Long County Probate Judge Bobby Harrison Smith lost his election challenge against opponent Teresa Odum, according to court documents obtained by the Courier.
Smith lost the June 9, election to Odum by nine votes, according to the Secretary of State’s final certified election results.
Smith’s attorney Jake Evans, of Holland & Knight, appeared on several TV news stations late August and September alleging wide-spread voter fraud in Long County. Evans had said that some people were able to vote twice during the election and others, eligible to vote, were turned away.
Evans filed a petition to contest the election with Long County Superior Court, according to a copy of the petition obtained by the Courier and dated by the clerk of courts July 1.
Evans’ 29-page petition stated, in part, that the June 9, election, “was full of irregularities and errors that, in total, cast in doubt the Election’s result— a difference of only nine votes. These irregularities and errors include (1) individuals not residing in Long County voting in the Election, (2) missing ballots reappearing at a recount and uncertainty about if ballots had been counted twice, (3) absentee ballots never being sent to individuals that requested them and those individuals’ votes being rejected as they could not vote due to public health concerns, (4) eligible voters wrongly being turned away at the polls, (5) Long County election voters improperly using newly-purchased election machines causing voters to be wrongly turned away and their votes wrongly rejected.”
Odum’s Attorney Luke Moses, of Jones Osteen and Jones filed a response to the petition July 20, saying the allegations are untrue. The petition stated, “No credible evidence or any irregularities or illegalities exist which warrant the relief sought by Smith. As such the results of the June 9, 2020 election for the Office of Probate Judge of Long County should stand.”
Both parties attended a bench trial on the matter held Sept. 8 through Sept. 10.
At the bench trial Smith and his attorney identified various aspects of 30 recorded votes that they alleged would be sufficient to change or cast doubt of the election results.
Those votes were further categorized into sub-groups called doubles, movers, blanks unverified and others.
The doubles were voters that allegedly voted twice.
According to the final order filed Dec. 1, by Superior Court Judge John E. Morse Smith and his attorney failed to provide sufficient evidence of voter fraud stating, “As to each of Petitioner’s “buckets”/categories, the Court concludes the evidence offered is insufficient to cast doubt on this election in order to invalidate it. With respect to the “Doubles,” the (Long County Election) Board concedes six voters cast two ballots in the election without their absentee ballot being properly cancelled or other curative action taken by the Board.

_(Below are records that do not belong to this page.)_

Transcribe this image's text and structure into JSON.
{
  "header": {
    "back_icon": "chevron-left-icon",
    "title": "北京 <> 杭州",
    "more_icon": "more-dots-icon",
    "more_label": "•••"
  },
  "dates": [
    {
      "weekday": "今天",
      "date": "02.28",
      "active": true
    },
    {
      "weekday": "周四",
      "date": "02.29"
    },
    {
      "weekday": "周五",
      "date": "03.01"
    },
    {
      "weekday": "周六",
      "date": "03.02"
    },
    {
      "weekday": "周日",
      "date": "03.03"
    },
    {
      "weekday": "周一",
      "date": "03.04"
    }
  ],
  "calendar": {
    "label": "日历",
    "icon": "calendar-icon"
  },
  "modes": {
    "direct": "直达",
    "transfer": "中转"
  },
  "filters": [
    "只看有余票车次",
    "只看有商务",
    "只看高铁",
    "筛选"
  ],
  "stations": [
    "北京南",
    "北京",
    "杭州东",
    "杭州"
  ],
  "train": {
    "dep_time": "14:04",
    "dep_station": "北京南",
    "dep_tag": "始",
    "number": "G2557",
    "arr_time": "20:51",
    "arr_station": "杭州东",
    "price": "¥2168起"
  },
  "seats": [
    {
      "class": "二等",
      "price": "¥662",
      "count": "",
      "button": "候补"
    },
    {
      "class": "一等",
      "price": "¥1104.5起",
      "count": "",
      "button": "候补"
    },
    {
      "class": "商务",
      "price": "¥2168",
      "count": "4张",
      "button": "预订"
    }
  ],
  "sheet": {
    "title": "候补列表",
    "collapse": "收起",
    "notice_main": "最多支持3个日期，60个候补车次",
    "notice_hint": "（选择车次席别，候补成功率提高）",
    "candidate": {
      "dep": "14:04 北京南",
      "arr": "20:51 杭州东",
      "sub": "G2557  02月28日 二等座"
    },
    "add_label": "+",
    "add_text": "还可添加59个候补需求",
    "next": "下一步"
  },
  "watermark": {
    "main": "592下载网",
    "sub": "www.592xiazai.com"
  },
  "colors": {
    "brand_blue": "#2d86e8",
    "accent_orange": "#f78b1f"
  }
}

The Court finds no others, and of these six only one may have had nefarious intent.”
The movers were folks who allegedly had moved away from Long County more than 30 days prior to election.
The court ruled stating, “The Court concludes one of the “Movers” is troubling from a credibility standpoint. As aforementioned, voter’s name redacted, eligibility was challenged prior to the election and the Board deemed him qualified to vote in the election, which he did. The evidence demonstrated this voter voted in the election and is a relative of Petitioner (Smith). The Court concludes for Petitioner to contend this vote should be credible evidence of an illegal or irregular cast vote is quite disingenuous.”
The blanks challenged questionable absentee ballots.
“As to the “Blanks,” the Court concludes the record sufficiently demonstrates each of these voters testified their ballots reflected their will, and they wanted their votes counted,” the final order stated. “The Court finds no intentional behavior of the Board as to these voters and concludes the Board substantially complied with election procedures to assist the voters to cast their ballots.”
The unverified group were eight recorded votes that lacked an indication by the poll worker on the application for in-person absentee ballot as to the type of identification produced by the voter.
However, according to the court document all eight testified that they showed a proper government issued identification prior to receiving their ballots.
The outsiders were folks who had a Hinesville address due to their mail but do reside and pay their property taxes in Long County, according to the final order.
“Overall, the evidence offered of voter irregularities (however alleged to be real and disturbingly perceived) are not prolific enough or sufficiently proven to cast doubt on the election and does not meet the burden under OCGA 21-2-522. For the reason stated herein the First Amended Petition to Contest Election Results and Request for New Election of June 9, 2020, Long County Probate Judge Election is hereby DENIED.”
The final order can be downloaded below.